Mike Layton, a Toronto city councillor and the son of late NDP leader Jack Layton, introduced Mr. Mulcair.

Meanwhile, the minute-long video, which is being released on Tuesday, tries to illustrate why Torontonians and people in the GTA should back the NDP.

"I'm supporting the NDP because I need $15-a-day child care in my neighbourhood," says one woman in the video. Another woman says she is supporting the party because she wants a "fair immigration system." One other says she wants to be part of making history by voting for a first-time NDP national government.

The video ends with the camera pulling up to the sky, showing leafy GTA neighbourhoods and Toronto skyscrapers and the CN Tower off in the distance as evocative music plays.

The NDP official says the last shot is about connecting every region of Toronto – and giving the message that "we're part of something big and historic."

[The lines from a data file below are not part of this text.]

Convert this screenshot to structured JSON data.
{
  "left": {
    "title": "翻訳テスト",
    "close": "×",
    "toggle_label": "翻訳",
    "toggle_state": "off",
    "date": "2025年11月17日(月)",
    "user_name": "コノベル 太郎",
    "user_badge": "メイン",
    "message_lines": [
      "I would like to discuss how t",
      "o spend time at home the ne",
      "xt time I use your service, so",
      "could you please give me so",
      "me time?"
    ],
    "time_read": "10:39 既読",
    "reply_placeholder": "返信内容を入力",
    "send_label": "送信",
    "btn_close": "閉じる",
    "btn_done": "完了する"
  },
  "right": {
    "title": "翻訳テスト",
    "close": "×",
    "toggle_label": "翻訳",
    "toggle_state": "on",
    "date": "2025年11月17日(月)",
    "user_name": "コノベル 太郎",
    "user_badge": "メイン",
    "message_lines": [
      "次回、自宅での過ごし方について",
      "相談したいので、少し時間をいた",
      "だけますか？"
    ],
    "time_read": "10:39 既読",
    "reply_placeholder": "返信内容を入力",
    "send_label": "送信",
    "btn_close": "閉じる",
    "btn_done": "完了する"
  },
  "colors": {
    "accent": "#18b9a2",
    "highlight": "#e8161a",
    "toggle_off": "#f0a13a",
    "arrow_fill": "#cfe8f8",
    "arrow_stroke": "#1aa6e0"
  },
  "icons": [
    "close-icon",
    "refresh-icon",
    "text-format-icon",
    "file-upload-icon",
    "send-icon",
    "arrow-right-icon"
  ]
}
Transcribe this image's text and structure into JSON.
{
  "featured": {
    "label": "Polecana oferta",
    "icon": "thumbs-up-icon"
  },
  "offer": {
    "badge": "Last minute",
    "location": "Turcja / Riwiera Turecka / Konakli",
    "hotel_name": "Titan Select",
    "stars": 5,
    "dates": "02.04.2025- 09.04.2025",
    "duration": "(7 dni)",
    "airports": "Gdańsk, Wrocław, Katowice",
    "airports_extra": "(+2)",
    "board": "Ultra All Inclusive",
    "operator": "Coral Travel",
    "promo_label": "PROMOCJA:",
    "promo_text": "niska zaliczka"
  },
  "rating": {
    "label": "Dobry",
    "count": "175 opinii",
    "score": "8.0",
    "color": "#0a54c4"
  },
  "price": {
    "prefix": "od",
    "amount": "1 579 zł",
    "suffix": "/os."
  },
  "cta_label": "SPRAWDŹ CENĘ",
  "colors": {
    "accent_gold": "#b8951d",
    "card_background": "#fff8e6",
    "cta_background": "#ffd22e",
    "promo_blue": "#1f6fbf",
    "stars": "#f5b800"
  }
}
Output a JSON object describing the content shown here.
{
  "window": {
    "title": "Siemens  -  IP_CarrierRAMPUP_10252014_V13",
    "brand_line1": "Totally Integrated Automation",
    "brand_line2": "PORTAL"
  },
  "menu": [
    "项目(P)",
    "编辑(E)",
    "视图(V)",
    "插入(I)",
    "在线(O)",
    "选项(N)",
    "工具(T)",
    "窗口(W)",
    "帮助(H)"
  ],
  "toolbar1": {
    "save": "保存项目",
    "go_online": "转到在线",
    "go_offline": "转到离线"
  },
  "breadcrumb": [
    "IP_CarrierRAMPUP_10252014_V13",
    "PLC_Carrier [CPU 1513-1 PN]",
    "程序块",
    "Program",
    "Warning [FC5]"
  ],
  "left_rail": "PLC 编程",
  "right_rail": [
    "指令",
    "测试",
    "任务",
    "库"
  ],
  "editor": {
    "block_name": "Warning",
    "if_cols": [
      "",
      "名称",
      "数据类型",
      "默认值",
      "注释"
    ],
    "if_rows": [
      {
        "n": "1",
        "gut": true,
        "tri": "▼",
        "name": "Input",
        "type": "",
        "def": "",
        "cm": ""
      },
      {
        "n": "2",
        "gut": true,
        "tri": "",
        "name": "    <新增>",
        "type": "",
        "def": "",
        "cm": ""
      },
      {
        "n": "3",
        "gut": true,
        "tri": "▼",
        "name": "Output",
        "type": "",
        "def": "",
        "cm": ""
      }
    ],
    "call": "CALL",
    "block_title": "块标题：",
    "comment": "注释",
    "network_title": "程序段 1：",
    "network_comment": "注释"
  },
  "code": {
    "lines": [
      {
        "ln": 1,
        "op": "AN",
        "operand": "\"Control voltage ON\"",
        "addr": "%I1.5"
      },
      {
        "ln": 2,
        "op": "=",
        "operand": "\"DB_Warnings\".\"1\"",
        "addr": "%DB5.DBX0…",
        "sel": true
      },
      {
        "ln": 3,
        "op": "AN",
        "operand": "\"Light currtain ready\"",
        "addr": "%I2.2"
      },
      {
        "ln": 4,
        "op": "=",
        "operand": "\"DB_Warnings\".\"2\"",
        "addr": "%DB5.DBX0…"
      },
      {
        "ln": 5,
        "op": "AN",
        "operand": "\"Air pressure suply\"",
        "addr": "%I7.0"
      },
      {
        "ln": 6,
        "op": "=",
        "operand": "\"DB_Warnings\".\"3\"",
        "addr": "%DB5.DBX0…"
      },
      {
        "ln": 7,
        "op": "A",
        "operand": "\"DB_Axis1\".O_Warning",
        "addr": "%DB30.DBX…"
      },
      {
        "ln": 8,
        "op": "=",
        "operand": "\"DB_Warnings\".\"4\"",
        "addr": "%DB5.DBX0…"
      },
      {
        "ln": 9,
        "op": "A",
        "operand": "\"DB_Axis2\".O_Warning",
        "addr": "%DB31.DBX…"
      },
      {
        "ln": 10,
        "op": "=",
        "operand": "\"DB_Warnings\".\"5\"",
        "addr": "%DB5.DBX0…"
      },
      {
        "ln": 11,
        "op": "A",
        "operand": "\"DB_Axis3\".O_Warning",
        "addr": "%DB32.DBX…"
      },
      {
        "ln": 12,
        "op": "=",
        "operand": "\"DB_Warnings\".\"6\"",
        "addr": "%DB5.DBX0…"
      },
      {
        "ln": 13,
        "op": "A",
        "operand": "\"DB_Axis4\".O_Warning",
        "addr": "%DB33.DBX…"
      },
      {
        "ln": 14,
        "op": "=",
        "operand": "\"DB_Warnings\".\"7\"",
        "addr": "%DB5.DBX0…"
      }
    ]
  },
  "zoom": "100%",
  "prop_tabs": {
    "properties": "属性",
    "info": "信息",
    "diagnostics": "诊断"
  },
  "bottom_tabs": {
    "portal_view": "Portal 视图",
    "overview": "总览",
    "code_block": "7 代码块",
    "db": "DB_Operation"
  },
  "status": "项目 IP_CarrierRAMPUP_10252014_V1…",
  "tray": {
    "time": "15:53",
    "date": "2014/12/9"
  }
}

The Conservatives were quick to weigh in on the NDP's plan, underlining how competitive the race for Toronto and the GTA is. Stephen Lecce, a Tory campaign spokesman, contacted The Globe and Mail with a statement that reached back to the Conservative strategy during the last weeks of the 2011 federal when they campaigned hard in the region against the NDP by playing up the NDP provincial government's controversial record under Bob Rae. That strategy worked as many of the ridings that appeared to be going NDP went to the Tories.